Quinn contrasted the pro-Clinton tilt of the DNC officials with the even-handed approach of N.C. Democratic Party Chair Patsy Keever, who supports Clinton but has been viewed as fair. At the N.C. delegation’s Monday morning breakfast, Keever asked for applause for the Sanders delegates, who represent a minority since Clinton won the N.C. Democratic primary.
Charlotte minister Ray McKinnon, a Sanders delegate and former head of the Young Democrats of Mecklenburg County, singled out national party officials’ emails suggesting a scheme to use Sanders’ Jewish religion to undermine his chances in the Kentucky and West Virginia primaries.
“The things ... said about Sen. Sanders were deplorable,” McKinnon said. “It does not speak to what this party is supposed to be. We don’t have religious tests on people.”
Still, McKinnon said the behavior by DNC officials working for Wasserman Schultz, who is herself Jewish, were not enough to dissuade him from voting for Clinton in November. “It doesn’t change the fact,” he said, “that Hillary Clinton will be a far better nominee than ... Donald Trump.”

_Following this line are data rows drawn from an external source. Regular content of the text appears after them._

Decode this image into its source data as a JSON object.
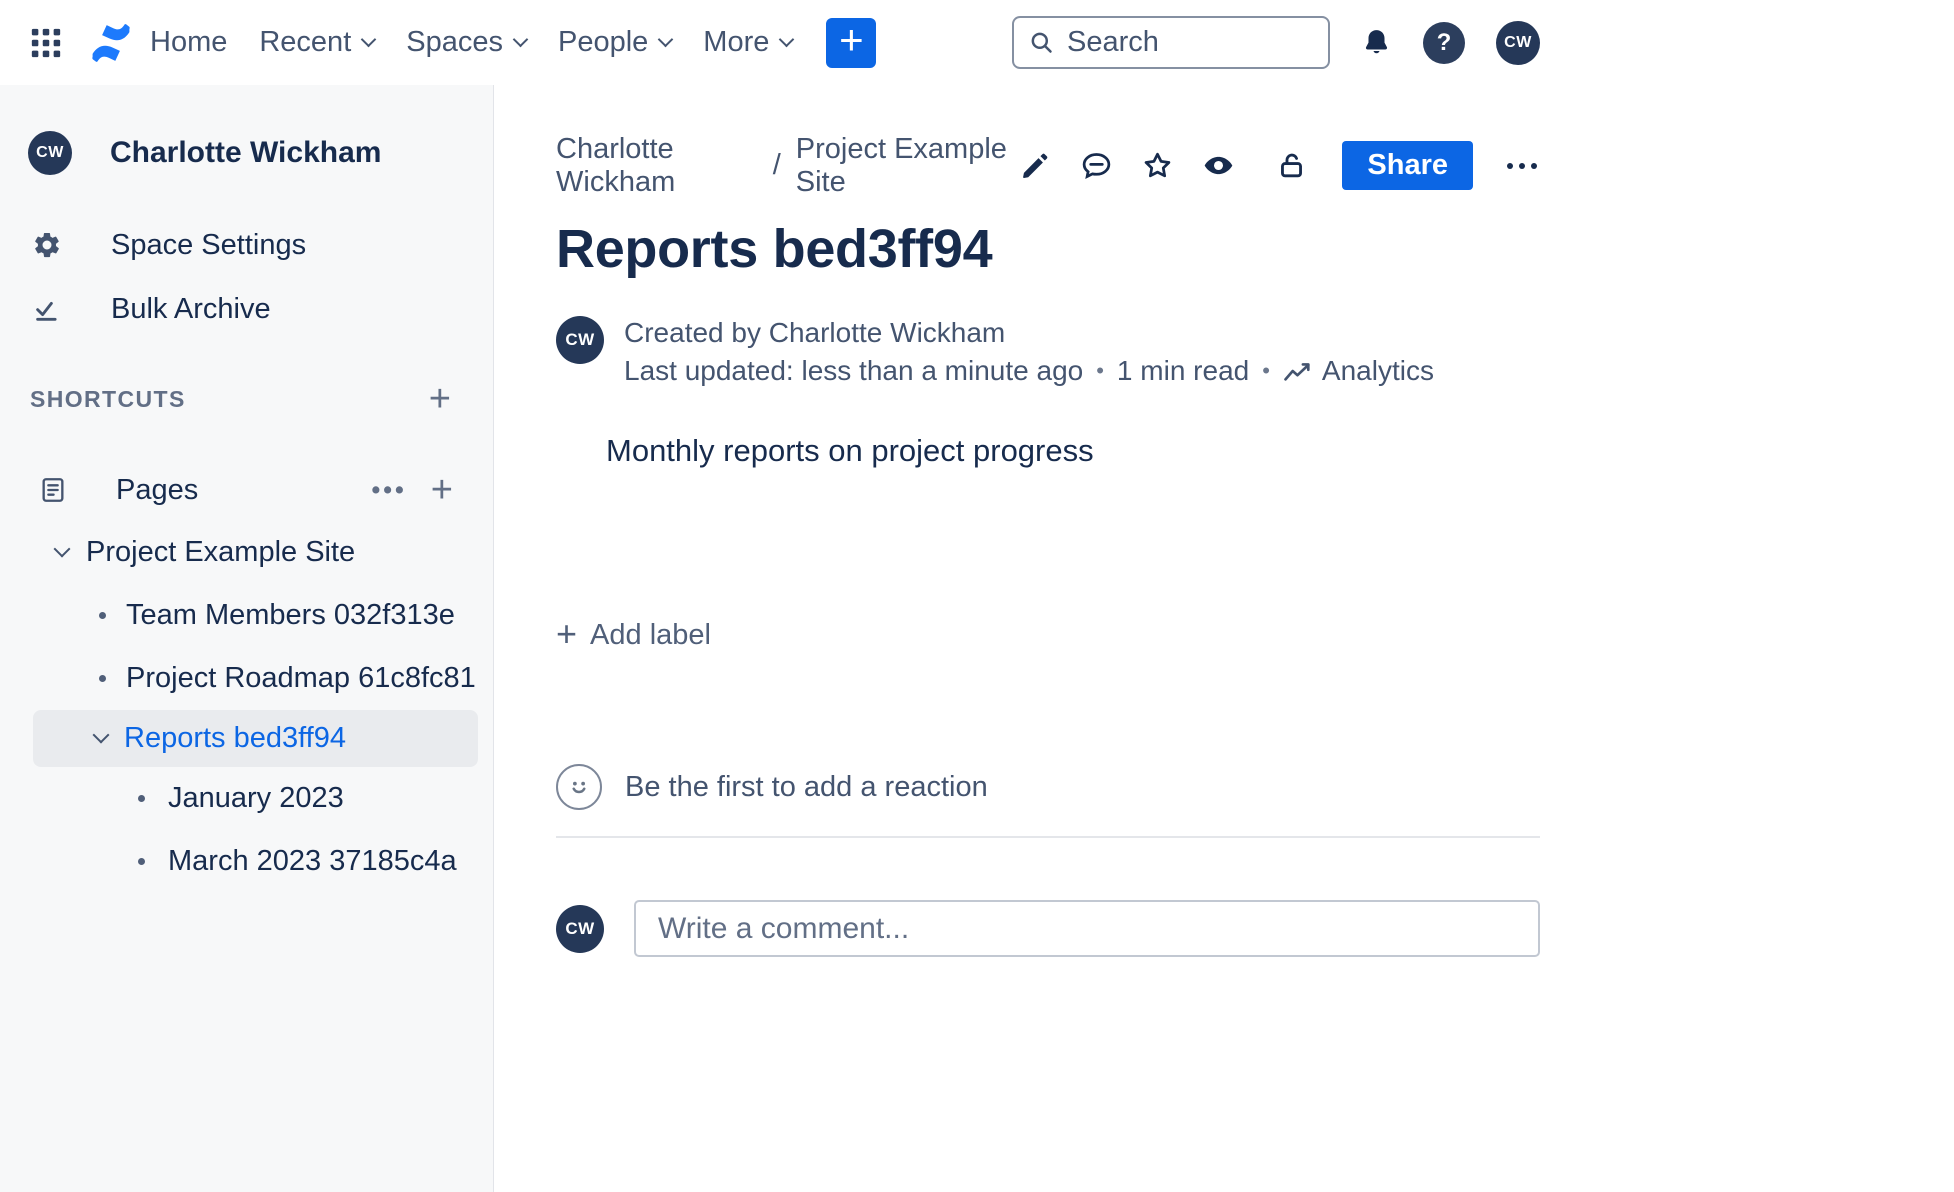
{
  "topbar": {
    "nav": [
      {
        "label": "Home"
      },
      {
        "label": "Recent"
      },
      {
        "label": "Spaces"
      },
      {
        "label": "People"
      },
      {
        "label": "More"
      }
    ],
    "create_button": "+",
    "search": {
      "placeholder": "Search"
    },
    "help_glyph": "?",
    "user_initials": "CW"
  },
  "sidebar": {
    "user": {
      "initials": "CW",
      "name": "Charlotte Wickham"
    },
    "menu": [
      {
        "label": "Space Settings"
      },
      {
        "label": "Bulk Archive"
      }
    ],
    "shortcuts": {
      "label": "SHORTCUTS",
      "add": "+"
    },
    "pages": {
      "label": "Pages",
      "more": "•••",
      "add": "+"
    },
    "tree": {
      "root": "Project Example Site",
      "children": [
        "Team Members 032f313e",
        "Project Roadmap 61c8fc81"
      ],
      "selected": "Reports bed3ff94",
      "selected_children": [
        "January 2023",
        "March 2023 37185c4a"
      ]
    }
  },
  "content": {
    "breadcrumb": {
      "items": [
        "Charlotte Wickham",
        "Project Example Site"
      ],
      "separator": "/"
    },
    "actions": {
      "share": "Share"
    },
    "title": "Reports bed3ff94",
    "byline": {
      "initials": "CW",
      "created": "Created by Charlotte Wickham",
      "updated": "Last updated: less than a minute ago",
      "separator": "•",
      "read_time": "1 min read",
      "analytics": "Analytics"
    },
    "body_text": "Monthly reports on project progress",
    "add_label": {
      "plus": "+",
      "label": "Add label"
    },
    "reactions": {
      "prompt": "Be the first to add a reaction"
    },
    "comment": {
      "initials": "CW",
      "placeholder": "Write a comment..."
    }
  },
  "colors": {
    "brand_blue": "#1D7AFC",
    "button_blue": "#0C66E4",
    "selected_blue": "#0C66E4",
    "text_primary": "#172B4D",
    "text_muted": "#44546F",
    "avatar_bg": "#253858",
    "sidebar_bg": "#F7F8F9",
    "selected_bg": "#E9EBEE"
  }
}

Aisha Dew, who chaired the Sanders campaign in Mecklenburg County, struck a positive note, saying she was more excited about the African-American women – DNC Vice Chair Donna Brazile and U.S. Rep. Marcia Fudge, D-Ohio – who had been named to take over leadership roles from Wasserman Schultz during the convention and the coming general election campaign. Brazile will be interim chair of the party through the November vote and Fudge has been named permanent chair of this week’s convention. Wasserman Schultz is expected to exit her post by the end of the week, leaving unclear what part – if any –the Florida congresswoman will play at the convention.
“I’m less concerned about the controversy,” Dew said, “and more interested in moving forward.”
Lula Dualeh, also a Sanders delegate from Charlotte, said she is “very excited to see African-American leadership (by Brazile and Fudge). I’m not angry or worried.”
Dew and Dualeh were among the N.C. Sanders delegates planning to attend a 12:30 p.m. Monday gathering the Vermont senator has invited his 1,900 delegates to attend in Philadelphia.
Mecklenburg County Commissioner Pat Cotham, a DNC member who endorsed Sanders late in the primary campaign, said Clinton complicated matters and hurt her own push for unity by announcing over the weekend that Wasserman Schultz will serve as honorary chair of her campaign’s 50-state program to help elect Democrats around the country.
“If (Clinton) wanted to hire her, she could have waited weeks,” Cotham said. “It’s kind of raw now. That didn’t pass the smell test.”
Cotham, a political veteran, said her worry now is that a public role for Wasserman Schultz at the convention will spark protests and boos by many Sanders delegates – all on national TV.
“It’s not about us anymore. It’s how we look to the country,” she said. “After what happened (at the Republican convention) in Ohio, it would be better if everybody is on his or her good behavior.”
But, Cotham added, some Sanders delegates are new to politics and may feel the need to show their anger at the DNC bias, at Wasserman Schultz and at Clinton.
U.S. Rep. David Price, D-N.C., a longtime Clinton supporter who spoke at the N.C. delegation’s Monday morning breakfast meeting, said the emails did show some bias and “poor judgment” on the part of some national party officials. But, he added, “I don’t think they add up to some kind of dire conspiracy in the way some people are suggesting.”
Price, a member of the House Committee on Homeland Security, said he is more concerned about reports that Russia may have had a role in hacking the emails. He said it’s still uncertain whether any foreign government officials were involved.
“It’s truly an alarming development if any kind of state actors are involved in hacking our systems,” Price said, “and to interject this in a way that appears to have an influence in this election.”
On Monday, the FBI confirmed it is investigating the hacking of the emails, which turned up on the Wikileaks website.